Exactly as written, output each of the lines below, with no images.

◆ **GIVEN RECORDS**:
*** Begin section ***
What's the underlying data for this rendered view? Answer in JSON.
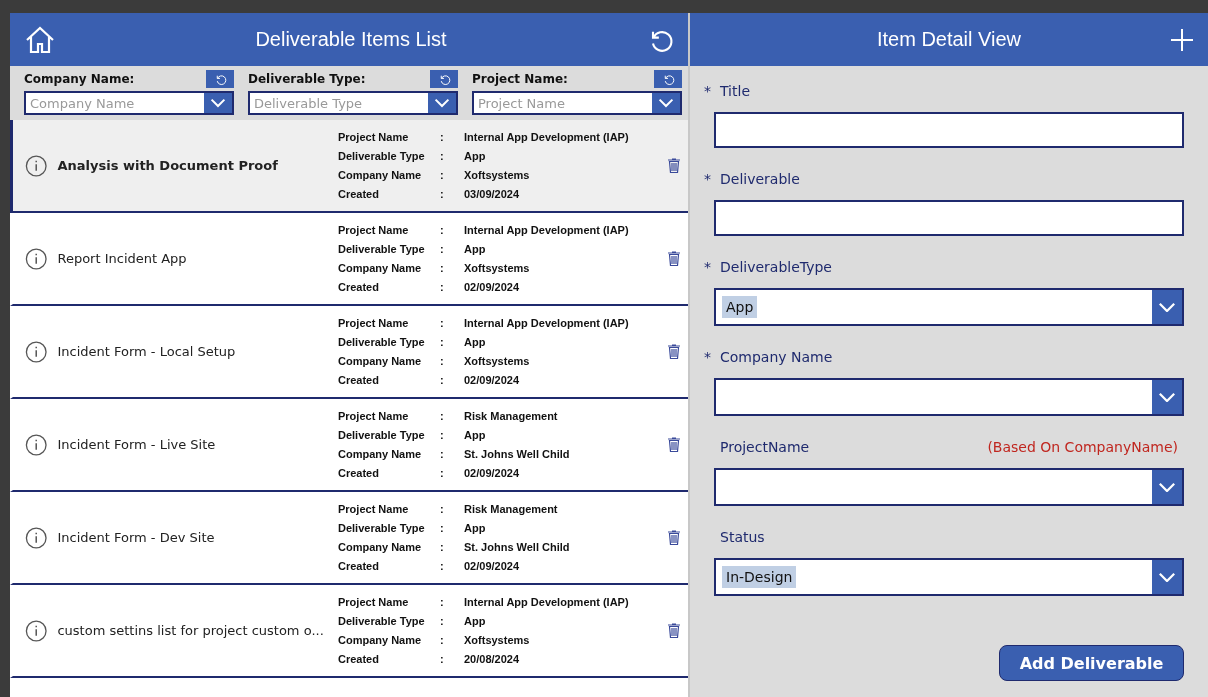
{
  "list_header": {
    "title": "Deliverable Items List"
  },
  "filters": [
    {
      "label": "Company Name:",
      "placeholder": "Company Name"
    },
    {
      "label": "Deliverable Type:",
      "placeholder": "Deliverable Type"
    },
    {
      "label": "Project Name:",
      "placeholder": "Project Name"
    }
  ],
  "items": [
    {
      "title": "Analysis with Document Proof",
      "selected": true,
      "fields": [
        {
          "label": "Project Name",
          "sep": ":",
          "value": "Internal App Development (IAP)"
        },
        {
          "label": "Deliverable Type",
          "sep": ":",
          "value": "App"
        },
        {
          "label": "Company Name",
          "sep": ":",
          "value": "Xoftsystems"
        },
        {
          "label": "Created",
          "sep": ":",
          "value": "03/09/2024"
        }
      ]
    },
    {
      "title": "Report Incident App",
      "selected": false,
      "fields": [
        {
          "label": "Project Name",
          "sep": ":",
          "value": "Internal App Development (IAP)"
        },
        {
          "label": "Deliverable Type",
          "sep": ":",
          "value": "App"
        },
        {
          "label": "Company Name",
          "sep": ":",
          "value": "Xoftsystems"
        },
        {
          "label": "Created",
          "sep": ":",
          "value": "02/09/2024"
        }
      ]
    },
    {
      "title": "Incident Form - Local Setup",
      "selected": false,
      "fields": [
        {
          "label": "Project Name",
          "sep": ":",
          "value": "Internal App Development (IAP)"
        },
        {
          "label": "Deliverable Type",
          "sep": ":",
          "value": "App"
        },
        {
          "label": "Company Name",
          "sep": ":",
          "value": "Xoftsystems"
        },
        {
          "label": "Created",
          "sep": ":",
          "value": "02/09/2024"
        }
      ]
    },
    {
      "title": "Incident Form - Live Site",
      "selected": false,
      "fields": [
        {
          "label": "Project Name",
          "sep": ":",
          "value": "Risk Management"
        },
        {
          "label": "Deliverable Type",
          "sep": ":",
          "value": "App"
        },
        {
          "label": "Company Name",
          "sep": ":",
          "value": "St. Johns Well Child"
        },
        {
          "label": "Created",
          "sep": ":",
          "value": "02/09/2024"
        }
      ]
    },
    {
      "title": "Incident Form - Dev Site",
      "selected": false,
      "fields": [
        {
          "label": "Project Name",
          "sep": ":",
          "value": "Risk Management"
        },
        {
          "label": "Deliverable Type",
          "sep": ":",
          "value": "App"
        },
        {
          "label": "Company Name",
          "sep": ":",
          "value": "St. Johns Well Child"
        },
        {
          "label": "Created",
          "sep": ":",
          "value": "02/09/2024"
        }
      ]
    },
    {
      "title": "custom settins list for project custom o...",
      "selected": false,
      "fields": [
        {
          "label": "Project Name",
          "sep": ":",
          "value": "Internal App Development (IAP)"
        },
        {
          "label": "Deliverable Type",
          "sep": ":",
          "value": "App"
        },
        {
          "label": "Company Name",
          "sep": ":",
          "value": "Xoftsystems"
        },
        {
          "label": "Created",
          "sep": ":",
          "value": "20/08/2024"
        }
      ]
    }
  ],
  "detail_header": {
    "title": "Item Detail View"
  },
  "form": [
    {
      "kind": "text",
      "marker": "*",
      "label": "Title"
    },
    {
      "kind": "text",
      "marker": "*",
      "label": "Deliverable"
    },
    {
      "kind": "dropdown",
      "marker": "*",
      "label": "DeliverableType",
      "value": "App"
    },
    {
      "kind": "dropdown",
      "marker": "*",
      "label": "Company Name"
    },
    {
      "kind": "dropdown",
      "label": "ProjectName",
      "note": "(Based On CompanyName)"
    },
    {
      "kind": "dropdown",
      "label": "Status",
      "value": "In-Design"
    }
  ],
  "submit_button": "Add Deliverable"
}
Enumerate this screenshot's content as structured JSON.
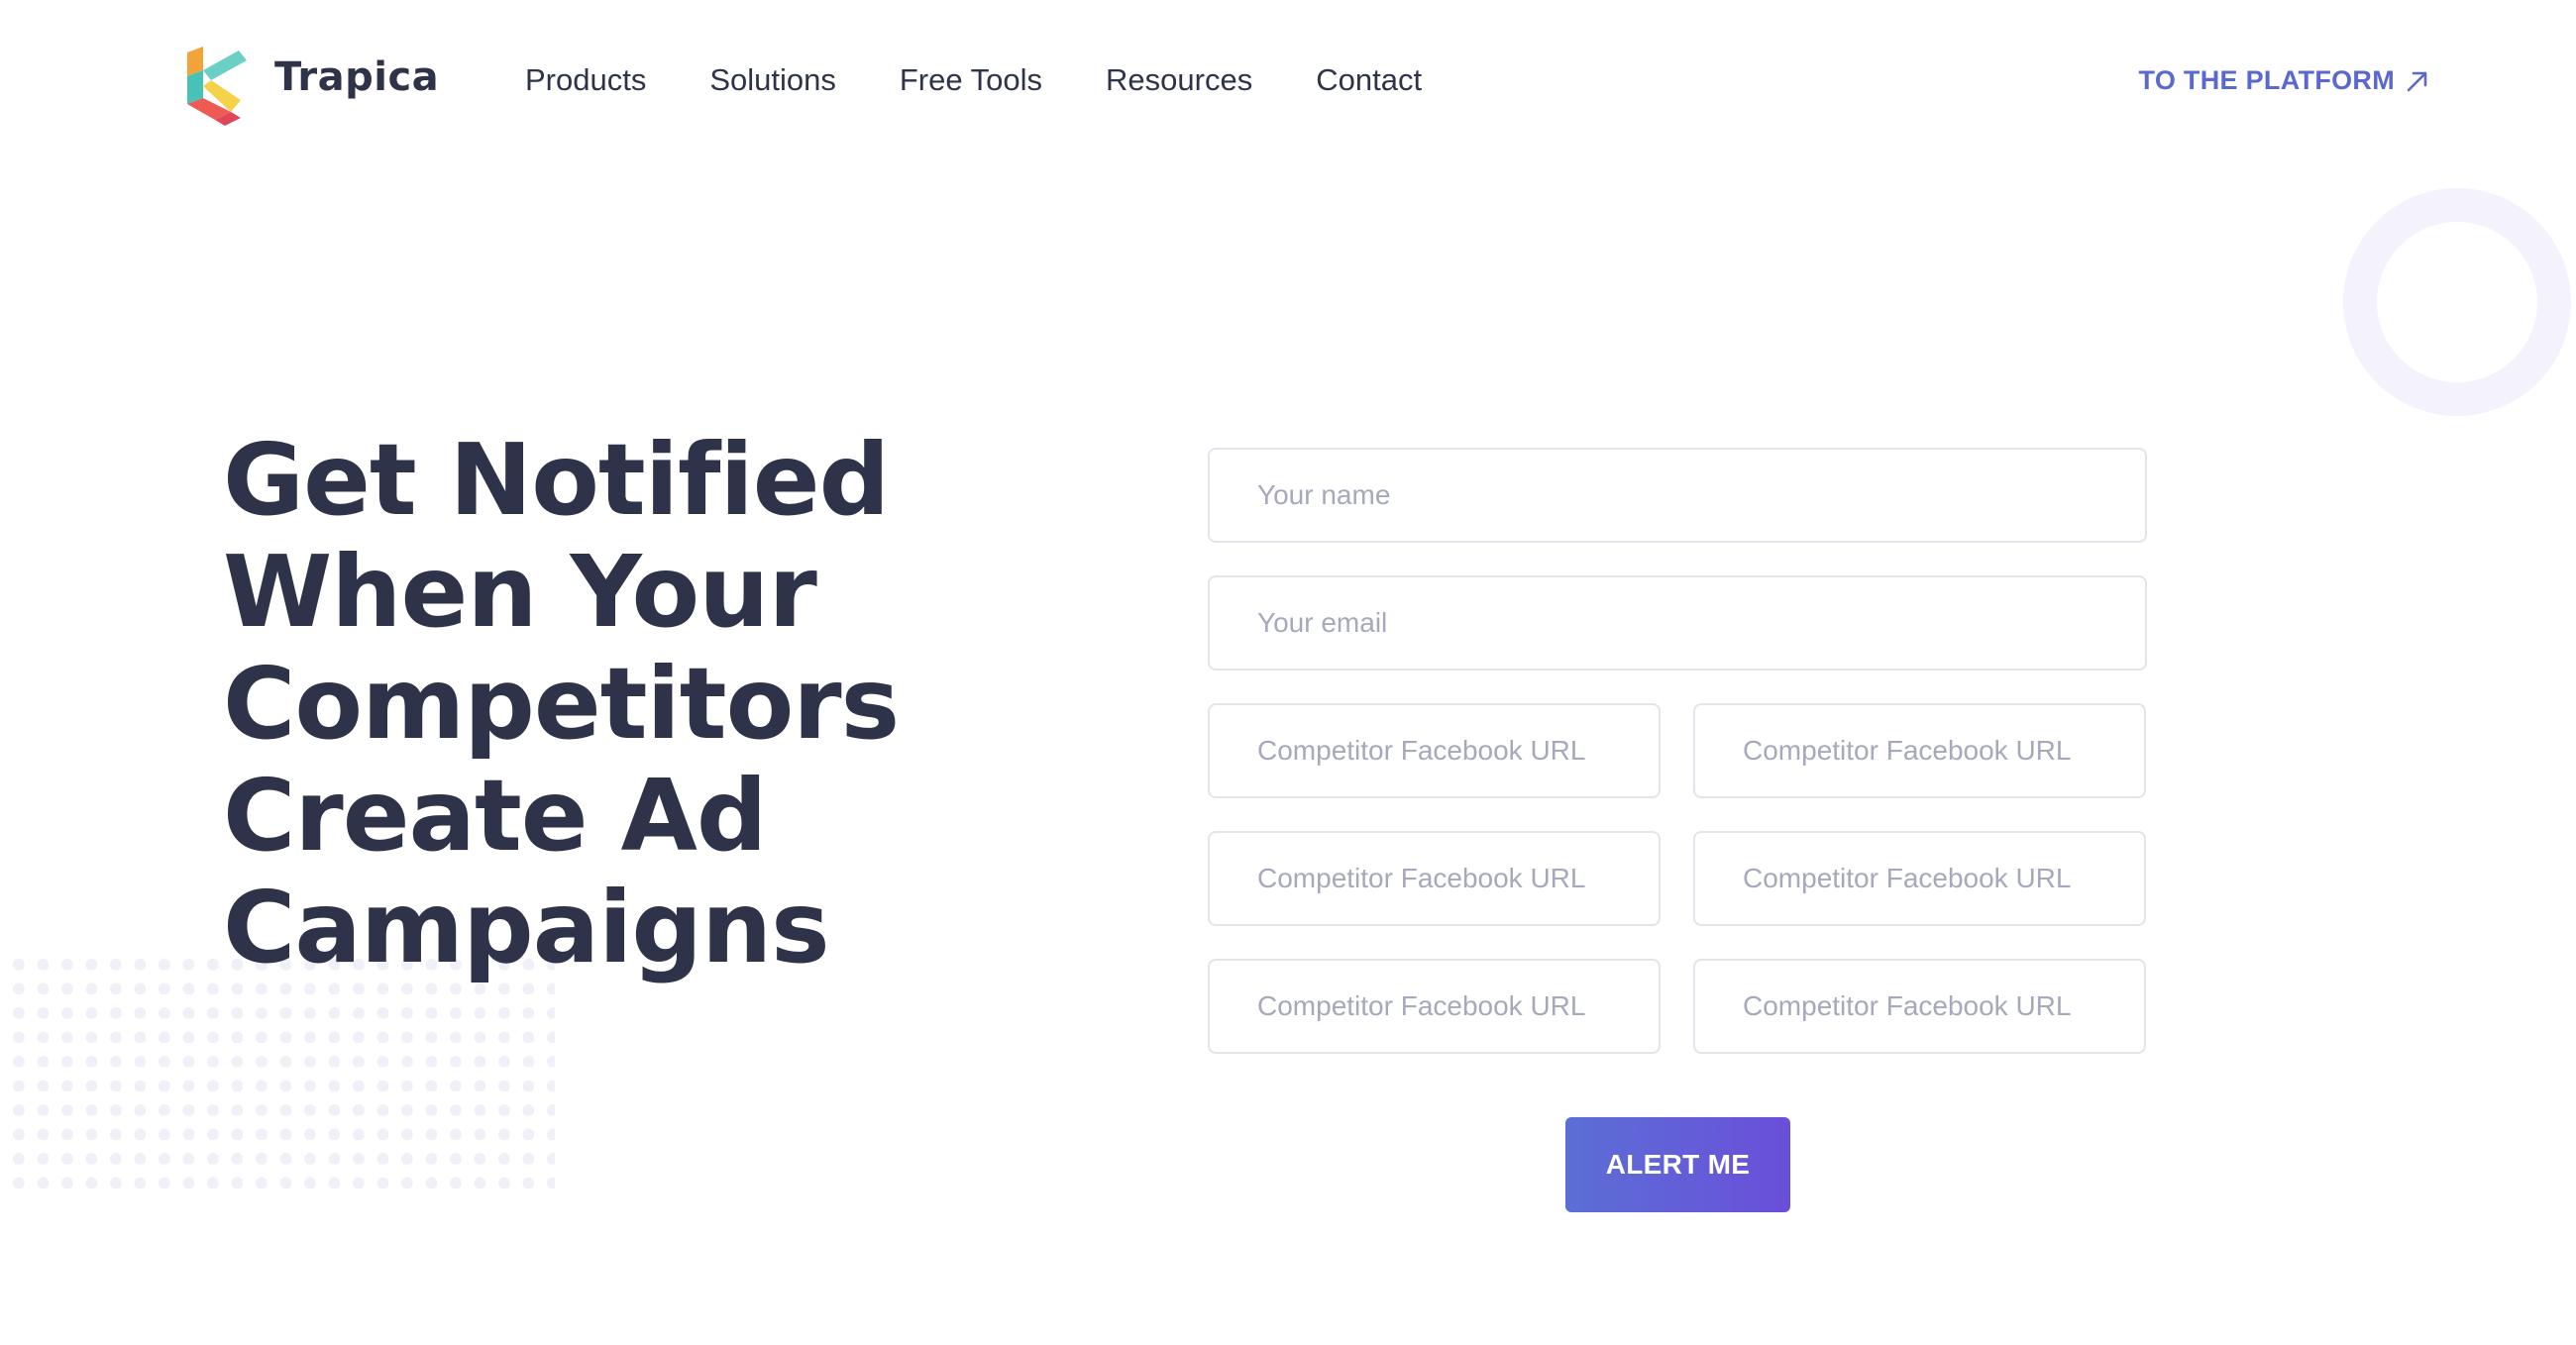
{
  "header": {
    "brand": "Trapica",
    "nav": [
      "Products",
      "Solutions",
      "Free Tools",
      "Resources",
      "Contact"
    ],
    "platform_link": "TO THE PLATFORM"
  },
  "hero": {
    "title_lines": [
      "Get Notified",
      "When Your",
      "Competitors",
      "Create Ad",
      "Campaigns"
    ]
  },
  "form": {
    "name_placeholder": "Your name",
    "email_placeholder": "Your email",
    "competitor_placeholder": "Competitor Facebook URL",
    "submit_label": "ALERT ME"
  },
  "colors": {
    "text": "#2f3349",
    "accent": "#5b69cf",
    "button_gradient_start": "#5b6fd6",
    "button_gradient_end": "#6a4fd9"
  }
}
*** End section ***
◆ **TASK SOLUTION**:
What's the underlying data for this rendered view? Answer in JSON.
{
  "list_header": {
    "title": "Deliverable Items List"
  },
  "filters": [
    {
      "label": "Company Name:",
      "placeholder": "Company Name"
    },
    {
      "label": "Deliverable Type:",
      "placeholder": "Deliverable Type"
    },
    {
      "label": "Project Name:",
      "placeholder": "Project Name"
    }
  ],
  "items": [
    {
      "title": "Analysis with Document Proof",
      "selected": true,
      "fields": [
        {
          "label": "Project Name",
          "sep": ":",
          "value": "Internal App Development (IAP)"
        },
        {
          "label": "Deliverable Type",
          "sep": ":",
          "value": "App"
        },
        {
          "label": "Company Name",
          "sep": ":",
          "value": "Xoftsystems"
        },
        {
          "label": "Created",
          "sep": ":",
          "value": "03/09/2024"
        }
      ]
    },
    {
      "title": "Report Incident App",
      "selected": false,
      "fields": [
        {
          "label": "Project Name",
          "sep": ":",
          "value": "Internal App Development (IAP)"
        },
        {
          "label": "Deliverable Type",
          "sep": ":",
          "value": "App"
        },
        {
          "label": "Company Name",
          "sep": ":",
          "value": "Xoftsystems"
        },
        {
          "label": "Created",
          "sep": ":",
          "value": "02/09/2024"
        }
      ]
    },
    {
      "title": "Incident Form - Local Setup",
      "selected": false,
      "fields": [
        {
          "label": "Project Name",
          "sep": ":",
          "value": "Internal App Development (IAP)"
        },
        {
          "label": "Deliverable Type",
          "sep": ":",
          "value": "App"
        },
        {
          "label": "Company Name",
          "sep": ":",
          "value": "Xoftsystems"
        },
        {
          "label": "Created",
          "sep": ":",
          "value": "02/09/2024"
        }
      ]
    },
    {
      "title": "Incident Form - Live Site",
      "selected": false,
      "fields": [
        {
          "label": "Project Name",
          "sep": ":",
          "value": "Risk Management"
        },
        {
          "label": "Deliverable Type",
          "sep": ":",
          "value": "App"
        },
        {
          "label": "Company Name",
          "sep": ":",
          "value": "St. Johns Well Child"
        },
        {
          "label": "Created",
          "sep": ":",
          "value": "02/09/2024"
        }
      ]
    },
    {
      "title": "Incident Form - Dev Site",
      "selected": false,
      "fields": [
        {
          "label": "Project Name",
          "sep": ":",
          "value": "Risk Management"
        },
        {
          "label": "Deliverable Type",
          "sep": ":",
          "value": "App"
        },
        {
          "label": "Company Name",
          "sep": ":",
          "value": "St. Johns Well Child"
        },
        {
          "label": "Created",
          "sep": ":",
          "value": "02/09/2024"
        }
      ]
    },
    {
      "title": "custom settins list for project custom o...",
      "selected": false,
      "fields": [
        {
          "label": "Project Name",
          "sep": ":",
          "value": "Internal App Development (IAP)"
        },
        {
          "label": "Deliverable Type",
          "sep": ":",
          "value": "App"
        },
        {
          "label": "Company Name",
          "sep": ":",
          "value": "Xoftsystems"
        },
        {
          "label": "Created",
          "sep": ":",
          "value": "20/08/2024"
        }
      ]
    }
  ],
  "detail_header": {
    "title": "Item Detail View"
  },
  "form": [
    {
      "kind": "text",
      "marker": "*",
      "label": "Title"
    },
    {
      "kind": "text",
      "marker": "*",
      "label": "Deliverable"
    },
    {
      "kind": "dropdown",
      "marker": "*",
      "label": "DeliverableType",
      "value": "App"
    },
    {
      "kind": "dropdown",
      "marker": "*",
      "label": "Company Name"
    },
    {
      "kind": "dropdown",
      "label": "ProjectName",
      "note": "(Based On CompanyName)"
    },
    {
      "kind": "dropdown",
      "label": "Status",
      "value": "In-Design"
    }
  ],
  "submit_button": "Add Deliverable"
}
Enumerate this screenshot's content as structured JSON.
{
  "header": {
    "brand": "Trapica",
    "nav": [
      "Products",
      "Solutions",
      "Free Tools",
      "Resources",
      "Contact"
    ],
    "platform_link": "TO THE PLATFORM"
  },
  "hero": {
    "title_lines": [
      "Get Notified",
      "When Your",
      "Competitors",
      "Create Ad",
      "Campaigns"
    ]
  },
  "form": {
    "name_placeholder": "Your name",
    "email_placeholder": "Your email",
    "competitor_placeholder": "Competitor Facebook URL",
    "submit_label": "ALERT ME"
  },
  "colors": {
    "text": "#2f3349",
    "accent": "#5b69cf",
    "button_gradient_start": "#5b6fd6",
    "button_gradient_end": "#6a4fd9"
  }
}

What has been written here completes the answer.